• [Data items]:

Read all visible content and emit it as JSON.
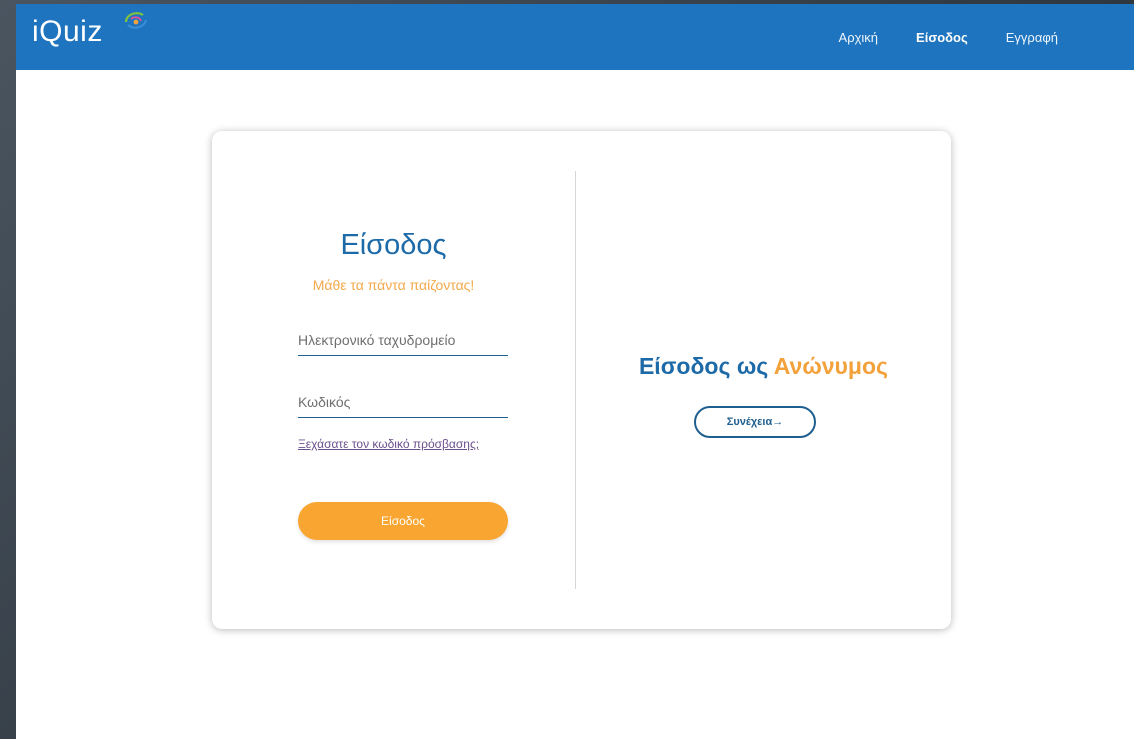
{
  "brand": {
    "name": "iQuiz",
    "accent_colors": [
      "#7fc241",
      "#e8509a",
      "#3a8fd8",
      "#f3a13a"
    ]
  },
  "nav": {
    "items": [
      {
        "label": "Αρχική",
        "active": false
      },
      {
        "label": "Είσοδος",
        "active": true
      },
      {
        "label": "Εγγραφή",
        "active": false
      }
    ]
  },
  "login": {
    "title": "Είσοδος",
    "subtitle": "Μάθε τα πάντα παίζοντας!",
    "email_placeholder": "Ηλεκτρονικό ταχυδρομείο",
    "password_placeholder": "Κωδικός",
    "forgot_link": "Ξεχάσατε τον κωδικό πρόσβασης;",
    "submit_label": "Είσοδος"
  },
  "anonymous": {
    "title_part1": "Είσοδος ως ",
    "title_part2": "Ανώνυμος",
    "continue_label": "Συνέχεια→"
  },
  "colors": {
    "navbar": "#1e74bf",
    "primary_blue": "#1c6aa8",
    "orange": "#f8a531"
  }
}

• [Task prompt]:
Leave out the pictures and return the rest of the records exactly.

• [Exercise result]:
Read all visible content and emit it as JSON.
{
  "brand": {
    "name": "iQuiz",
    "accent_colors": [
      "#7fc241",
      "#e8509a",
      "#3a8fd8",
      "#f3a13a"
    ]
  },
  "nav": {
    "items": [
      {
        "label": "Αρχική",
        "active": false
      },
      {
        "label": "Είσοδος",
        "active": true
      },
      {
        "label": "Εγγραφή",
        "active": false
      }
    ]
  },
  "login": {
    "title": "Είσοδος",
    "subtitle": "Μάθε τα πάντα παίζοντας!",
    "email_placeholder": "Ηλεκτρονικό ταχυδρομείο",
    "password_placeholder": "Κωδικός",
    "forgot_link": "Ξεχάσατε τον κωδικό πρόσβασης;",
    "submit_label": "Είσοδος"
  },
  "anonymous": {
    "title_part1": "Είσοδος ως ",
    "title_part2": "Ανώνυμος",
    "continue_label": "Συνέχεια→"
  },
  "colors": {
    "navbar": "#1e74bf",
    "primary_blue": "#1c6aa8",
    "orange": "#f8a531"
  }
}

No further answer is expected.